(Collected data)
════════════════
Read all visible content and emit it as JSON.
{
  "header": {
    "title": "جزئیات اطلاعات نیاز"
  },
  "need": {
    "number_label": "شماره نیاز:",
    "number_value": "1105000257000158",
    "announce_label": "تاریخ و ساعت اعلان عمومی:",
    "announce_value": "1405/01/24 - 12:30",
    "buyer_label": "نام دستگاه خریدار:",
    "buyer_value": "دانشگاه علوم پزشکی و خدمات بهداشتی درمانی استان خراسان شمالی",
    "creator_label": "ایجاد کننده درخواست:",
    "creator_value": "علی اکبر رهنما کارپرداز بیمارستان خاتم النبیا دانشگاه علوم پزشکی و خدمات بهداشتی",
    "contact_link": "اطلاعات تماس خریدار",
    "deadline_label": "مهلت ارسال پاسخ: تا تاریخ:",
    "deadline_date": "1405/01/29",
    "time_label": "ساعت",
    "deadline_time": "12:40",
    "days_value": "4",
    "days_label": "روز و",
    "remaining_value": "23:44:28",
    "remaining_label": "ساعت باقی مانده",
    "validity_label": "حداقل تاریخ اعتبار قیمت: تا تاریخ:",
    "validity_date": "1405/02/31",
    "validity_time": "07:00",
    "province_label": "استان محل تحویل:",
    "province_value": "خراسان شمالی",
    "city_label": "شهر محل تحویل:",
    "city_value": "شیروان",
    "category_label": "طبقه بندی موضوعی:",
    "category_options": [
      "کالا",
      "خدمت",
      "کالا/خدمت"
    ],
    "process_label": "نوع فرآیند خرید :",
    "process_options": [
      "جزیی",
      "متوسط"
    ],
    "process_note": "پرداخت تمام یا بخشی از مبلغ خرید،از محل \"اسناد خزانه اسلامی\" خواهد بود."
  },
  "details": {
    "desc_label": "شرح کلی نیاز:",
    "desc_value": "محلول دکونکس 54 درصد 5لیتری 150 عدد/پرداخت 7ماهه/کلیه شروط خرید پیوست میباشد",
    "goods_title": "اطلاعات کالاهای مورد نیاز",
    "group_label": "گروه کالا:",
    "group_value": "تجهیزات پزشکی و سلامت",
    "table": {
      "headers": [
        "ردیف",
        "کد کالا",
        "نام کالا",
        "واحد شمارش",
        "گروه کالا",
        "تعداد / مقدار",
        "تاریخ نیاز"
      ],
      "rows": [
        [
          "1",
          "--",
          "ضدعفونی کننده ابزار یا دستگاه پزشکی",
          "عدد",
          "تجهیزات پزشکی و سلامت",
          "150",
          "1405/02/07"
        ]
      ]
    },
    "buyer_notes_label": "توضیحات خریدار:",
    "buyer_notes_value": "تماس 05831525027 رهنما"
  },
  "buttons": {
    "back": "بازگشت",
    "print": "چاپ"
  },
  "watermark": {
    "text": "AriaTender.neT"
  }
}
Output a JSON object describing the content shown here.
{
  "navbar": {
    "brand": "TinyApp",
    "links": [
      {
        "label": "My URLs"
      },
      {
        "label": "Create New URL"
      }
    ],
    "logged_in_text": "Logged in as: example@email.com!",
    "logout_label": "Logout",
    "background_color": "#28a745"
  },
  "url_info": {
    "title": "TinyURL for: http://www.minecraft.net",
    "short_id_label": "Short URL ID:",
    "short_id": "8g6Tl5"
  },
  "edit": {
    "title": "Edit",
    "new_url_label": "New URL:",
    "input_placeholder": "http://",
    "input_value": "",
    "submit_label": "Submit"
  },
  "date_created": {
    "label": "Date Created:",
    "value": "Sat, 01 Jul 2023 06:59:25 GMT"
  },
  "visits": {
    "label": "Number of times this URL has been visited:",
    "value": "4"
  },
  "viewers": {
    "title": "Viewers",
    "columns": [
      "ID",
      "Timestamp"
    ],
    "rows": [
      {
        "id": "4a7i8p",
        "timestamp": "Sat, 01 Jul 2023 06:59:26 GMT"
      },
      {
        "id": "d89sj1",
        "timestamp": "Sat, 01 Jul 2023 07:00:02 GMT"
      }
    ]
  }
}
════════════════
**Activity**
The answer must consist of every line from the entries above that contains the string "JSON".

**Response area**
Read all visible content and emit it as JSON.
Output a JSON object describing the content shown here.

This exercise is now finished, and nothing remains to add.